A LITTLE FOOD FLIGHT READING
DOM: Rediscovering Brazilian Ingredients by Alex Atala Phaidon, $59.95
LALO DE ALMEIDA THE world’s leading chefs reserve high praise for colleague Alex Atala, the champion of native Brazilian ingredients. ‘‘The most interesting man in the world,’’ trumpets Momofuku’s David Chang; ‘‘A giant among chefs,’’ announces Rene Redzepi, no small fry himself within the cooking fraternity. In this book, issued next month, Atala capitalises on his years of research into the natural wonders on his doorstep, which he has then used in picture-perfect dishes for his upmarket Sao Paulo restaurant, D.O.M. The weighty tome is almost encyclopaedic in its descriptions of more than 40 Brazilian ingredients, many of them familiar — from butters and bivalves to yams and mushrooms — others not (tucupi, jambu, priprioca). There’s an entire chapter on ants (they taste of lemongrass, with notes of ginger and cardamom, apparently), followed by perhaps the world’s simplest recipe, so long as one can get one’s hands on four sauva ants, considered a delicacy in the country’s north.
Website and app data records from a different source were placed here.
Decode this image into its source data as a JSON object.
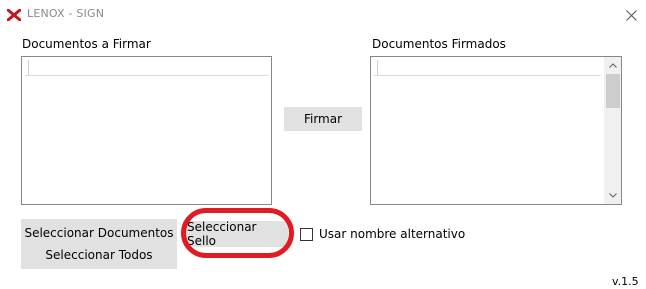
{
  "window": {
    "title": "LENOX - SIGN",
    "brand_color": "#c4161c",
    "close_icon": "close-icon"
  },
  "left_panel": {
    "label": "Documentos a Firmar",
    "items": []
  },
  "right_panel": {
    "label": "Documentos Firmados",
    "items": []
  },
  "buttons": {
    "sign": "Firmar",
    "select_documents": "Seleccionar Documentos",
    "select_all": "Seleccionar Todos",
    "select_seal": "Seleccionar Sello"
  },
  "options": {
    "alt_name_label": "Usar nombre alternativo",
    "alt_name_checked": false
  },
  "annotation": {
    "highlight_color": "#e01b24"
  },
  "footer": {
    "version": "v.1.5"
  }
}
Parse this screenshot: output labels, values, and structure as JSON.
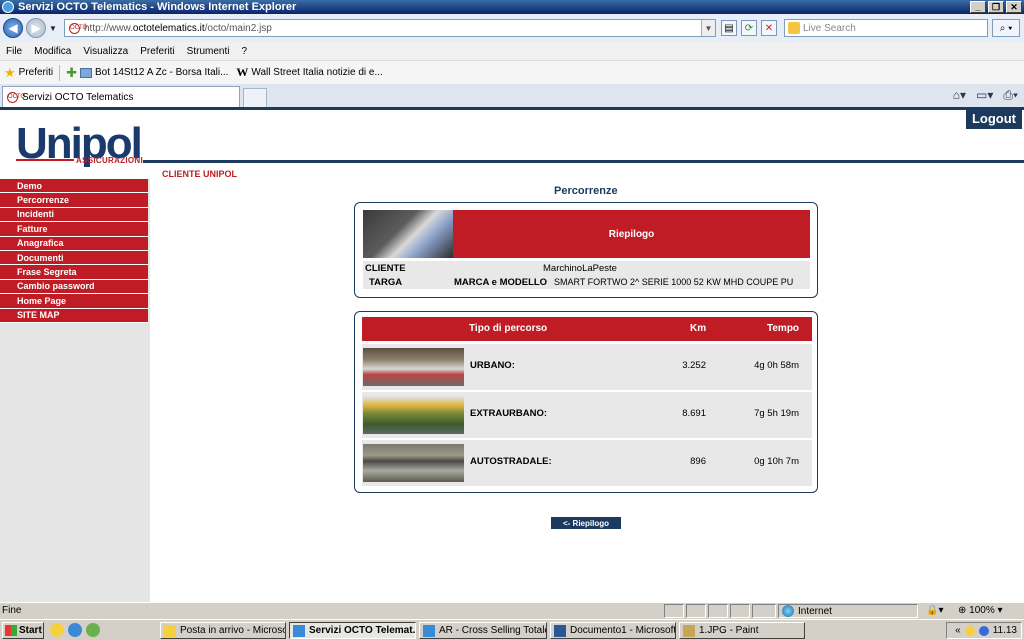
{
  "window": {
    "title": "Servizi OCTO Telematics - Windows Internet Explorer"
  },
  "address": {
    "url_prefix": "http://www.",
    "url_host": "octotelematics.it",
    "url_path": "/octo/main2.jsp",
    "search_placeholder": "Live Search"
  },
  "menu": [
    "File",
    "Modifica",
    "Visualizza",
    "Preferiti",
    "Strumenti",
    "?"
  ],
  "favorites": {
    "label": "Preferiti",
    "items": [
      "Bot 14St12 A Zc - Borsa Itali...",
      "Wall Street Italia notizie di e..."
    ]
  },
  "tab": {
    "label": "Servizi OCTO Telematics"
  },
  "page": {
    "logo_main": "Unipol",
    "logo_sub": "ASSICURAZIONI",
    "logout": "Logout",
    "cliente_label": "CLIENTE UNIPOL",
    "title": "Percorrenze",
    "sidebar": [
      "Demo",
      "Percorrenze",
      "Incidenti",
      "Fatture",
      "Anagrafica",
      "Documenti",
      "Frase Segreta",
      "Cambio password",
      "Home Page",
      "SITE MAP"
    ],
    "summary": {
      "header": "Riepilogo",
      "cliente_key": "CLIENTE",
      "cliente_val": "MarchinoLaPeste",
      "targa_key": "TARGA",
      "marca_key": "MARCA e MODELLO",
      "marca_val": "SMART FORTWO 2^ SERIE 1000 52 KW MHD COUPE PU"
    },
    "trips": {
      "col_type": "Tipo di percorso",
      "col_km": "Km",
      "col_time": "Tempo",
      "rows": [
        {
          "type": "URBANO:",
          "km": "3.252",
          "time": "4g 0h 58m"
        },
        {
          "type": "EXTRAURBANO:",
          "km": "8.691",
          "time": "7g 5h 19m"
        },
        {
          "type": "AUTOSTRADALE:",
          "km": "896",
          "time": "0g 10h 7m"
        }
      ]
    },
    "back_button": "<- Riepilogo"
  },
  "status": {
    "text": "Fine",
    "zone": "Internet",
    "zoom": "100%"
  },
  "taskbar": {
    "start": "Start",
    "tasks": [
      "Posta in arrivo - Microsof...",
      "Servizi OCTO Telemat...",
      "AR - Cross Selling Totale ...",
      "Documento1 - Microsoft ...",
      "1.JPG - Paint"
    ],
    "clock": "11.13"
  },
  "colors": {
    "brand_red": "#c01c25",
    "brand_blue": "#1b3a5e"
  }
}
To make ‘‘Ants and pineapple’’, simply peel a pineapple, cut it into four and place the insects on top (no word, however, on whether the critters first need to be dispatched to that great anthill in the sky or, if not, how to stop them running off once positioned on the fruit). The book is quite beautiful — much of the food has been photographed against a black background, highlighting the almost artistic approach Atala takes in the presentation of his bright and bold dishes. Recipes include everything from dainty slices of sirloin served with pickled turnip to sea snail with wakame and tangerine foam. Without access to many of the ingredients Atala calls for — or indeed a kitchen equipped with the hi-tech likes of a Pacojet, dehydrator, sous-vide machine or a Rotavapor — there is little hope the average home cook will be able to recreate many of the dishes, but that’s hardly the point. Atala’s culinary mission has long been to take the ingredients of his homeland to the world stage and this handsome compendium will certainly arouse curiosity.
Clockwise from main picture, Alex Atala in the kitchen; a selection of cachacas at Mocoto restaurant; Vento Haragano steakhouse; a dish at Mani; the grill at Vento Haragano
The food photography reflects Atala’s almost artistic approach